November 24, 2020

Contact: Sen. Cowles: (608) 266-0484 / Rep. Kerkman: (888) 529-0061

Audit Recommends Improvements for SWIB

MADISON– Today, the nonpartisan Legislative Audit Bureau (LAB) released its biennial management audit of the State of Wisconsin Investment Board (SWIB) as report 20-23. 

SWIB invests assets for the Wisconsin Retirement System (WRS), the State Investment Fund (SIF), and four other funds. As of December 2019, assets managed by SWIB totaled $128.8 billion, 90.5 percent of which were assets of the Core Fund and Variable Fund of the WRS. The investment return for the five-year period ending in December 2019 was 7.8 percent for the Core Fund and 9.8 percent for the Variable Fund. Both funds exceeded their one-year and five-year benchmarks as of December 2019. However, the Core Fund’s 20-year investment return has not met the return assumption since 2015. LAB found the Core Fund’s five-year investment return ranked fifth among ten large public pension plans that it reviewed.

LAB also found SWIB’s annual expenses increased by 48.3 percent from 2015 to 2019. After considering the effect of increases in assets managed by SWIB in 2018 and 2019, LAB found that the increases in SWIB expenses were primarily attributable to an increase in management fees paid for external investment management expertise. Although SWIB indicated its goal to increase the percentage of assets managed internally, LAB notes that the percentage of assets SWIB managed externally increased from 36.0 percent in December 2017 to 46.5 percent in December 2019.  When comparing SWIB costs to its costs benchmark, SWIB had savings of approximately $0.10 per $100 of assets managed in 2013, but the level of savings has been trending downward since that year and was approximately $0.05 per $100 of assets managed in 2018.

“While this audit doesn’t ring any alarm bells, it does illustrate the importance of keeping a consistent eye on multiple components of SWIB reporting and benchmarks,” said Rep. Samantha Kerkman (R-Salem Lakes). “The increase in costs underscores the importance of transparency in netting out all costs. Also, being mindful of potential future pressure to increase contributions, the broadening of stress-testing needs to be considered.”

The Board of Trustees authorized an additional 47.0 full-time equivalent (FTE) positions during 2018 and 2019. As a result, SWIB had 235.0 authorized FTE positions as of December 2019, which included 86.0 FTE positions for investment management staff. In addition, SWIB had 25 contracted staff positions as of August 2020. SWIB paid $34.3 million in salaries and fringe benefits to staff in 2019. For 2019 performance, 172 staff were awarded bonuses totaling $13.9 million, the highest total bonuses awarded in the five-year period from 2015 through 2019.

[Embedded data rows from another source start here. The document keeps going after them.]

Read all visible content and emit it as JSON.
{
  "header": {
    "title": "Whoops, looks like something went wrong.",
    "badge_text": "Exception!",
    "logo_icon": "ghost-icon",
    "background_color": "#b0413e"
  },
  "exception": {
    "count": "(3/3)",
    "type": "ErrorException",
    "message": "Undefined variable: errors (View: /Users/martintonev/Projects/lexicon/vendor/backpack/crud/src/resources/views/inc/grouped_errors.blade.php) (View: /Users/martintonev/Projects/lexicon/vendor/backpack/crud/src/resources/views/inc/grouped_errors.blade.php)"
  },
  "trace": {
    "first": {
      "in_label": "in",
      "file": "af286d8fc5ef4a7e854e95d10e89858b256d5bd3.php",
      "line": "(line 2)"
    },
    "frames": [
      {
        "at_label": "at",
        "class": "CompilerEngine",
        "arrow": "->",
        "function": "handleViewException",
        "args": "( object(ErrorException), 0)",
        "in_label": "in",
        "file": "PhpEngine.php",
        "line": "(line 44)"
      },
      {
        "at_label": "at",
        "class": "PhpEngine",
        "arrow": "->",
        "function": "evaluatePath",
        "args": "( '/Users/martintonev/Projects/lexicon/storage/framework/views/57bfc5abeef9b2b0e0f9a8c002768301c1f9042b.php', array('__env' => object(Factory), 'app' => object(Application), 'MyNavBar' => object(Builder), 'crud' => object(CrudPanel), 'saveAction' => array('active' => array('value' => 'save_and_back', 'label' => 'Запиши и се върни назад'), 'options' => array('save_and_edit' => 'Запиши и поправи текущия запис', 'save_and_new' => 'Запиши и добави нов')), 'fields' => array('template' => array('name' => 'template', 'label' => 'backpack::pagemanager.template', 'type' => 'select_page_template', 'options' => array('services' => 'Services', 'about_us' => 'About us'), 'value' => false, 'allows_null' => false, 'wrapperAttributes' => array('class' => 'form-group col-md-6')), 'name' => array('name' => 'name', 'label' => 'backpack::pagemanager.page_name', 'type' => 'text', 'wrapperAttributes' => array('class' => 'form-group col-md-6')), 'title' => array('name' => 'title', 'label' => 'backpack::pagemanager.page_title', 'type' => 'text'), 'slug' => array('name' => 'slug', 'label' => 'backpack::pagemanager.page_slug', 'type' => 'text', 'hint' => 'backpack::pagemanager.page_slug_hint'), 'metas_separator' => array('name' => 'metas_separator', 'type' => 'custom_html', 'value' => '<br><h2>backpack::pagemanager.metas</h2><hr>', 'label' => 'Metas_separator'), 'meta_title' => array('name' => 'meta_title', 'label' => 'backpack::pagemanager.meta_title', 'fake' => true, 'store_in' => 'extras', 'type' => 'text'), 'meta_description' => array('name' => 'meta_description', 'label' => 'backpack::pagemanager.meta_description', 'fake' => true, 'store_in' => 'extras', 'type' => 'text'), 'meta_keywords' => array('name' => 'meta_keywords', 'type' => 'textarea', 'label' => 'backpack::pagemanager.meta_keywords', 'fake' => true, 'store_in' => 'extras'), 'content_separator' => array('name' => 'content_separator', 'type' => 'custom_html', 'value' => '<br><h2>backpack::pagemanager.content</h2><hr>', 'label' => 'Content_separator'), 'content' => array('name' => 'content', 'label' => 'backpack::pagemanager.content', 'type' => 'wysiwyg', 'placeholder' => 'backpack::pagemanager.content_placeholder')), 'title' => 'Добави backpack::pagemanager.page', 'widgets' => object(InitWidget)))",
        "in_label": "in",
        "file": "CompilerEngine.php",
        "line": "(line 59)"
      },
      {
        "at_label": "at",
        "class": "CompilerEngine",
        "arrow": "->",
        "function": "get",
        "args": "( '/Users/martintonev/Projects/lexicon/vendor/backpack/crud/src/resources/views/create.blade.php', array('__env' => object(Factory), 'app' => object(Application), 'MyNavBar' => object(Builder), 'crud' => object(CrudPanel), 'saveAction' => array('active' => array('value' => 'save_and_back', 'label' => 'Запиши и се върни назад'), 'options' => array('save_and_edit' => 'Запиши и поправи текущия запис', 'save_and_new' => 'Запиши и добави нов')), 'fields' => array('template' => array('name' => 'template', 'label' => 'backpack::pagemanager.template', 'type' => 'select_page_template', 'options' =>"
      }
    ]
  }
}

LAB recommends that SWIB expand on the manner in which it reports investment returns, improve its reporting to the Board of Trustees on carried interest information, continue to assess and reduce its contracted positions, and take steps to improve its overall data management. LAB also notes the Legislature could consider creating a statutory requirement for SWIB related to performing and reporting the results of stress tests of the WRS.

“There have been a handful of findings in recent audits at SWIB relating to data management and the accuracy and timeliness of their data and its reporting. I think that LAB has provided some very important recommendations in this audit report to help improve the collection and governance of data which will help mitigate any potential discrepancies in the future. Ensuring sufficient data is collected, maintained, secured, and reported is paramount for this institution to make the decisions it needs to regarding the state’s investments,” said Senator Robert Cowles (R-Green Bay).

Copies of LAB’s report (report 20-23) may be obtained from its website at or by calling (608) 266-2818. Report concerns related to state government activities to LAB by calling the toll-free hotline at 1‑877‑FRAUD‑17.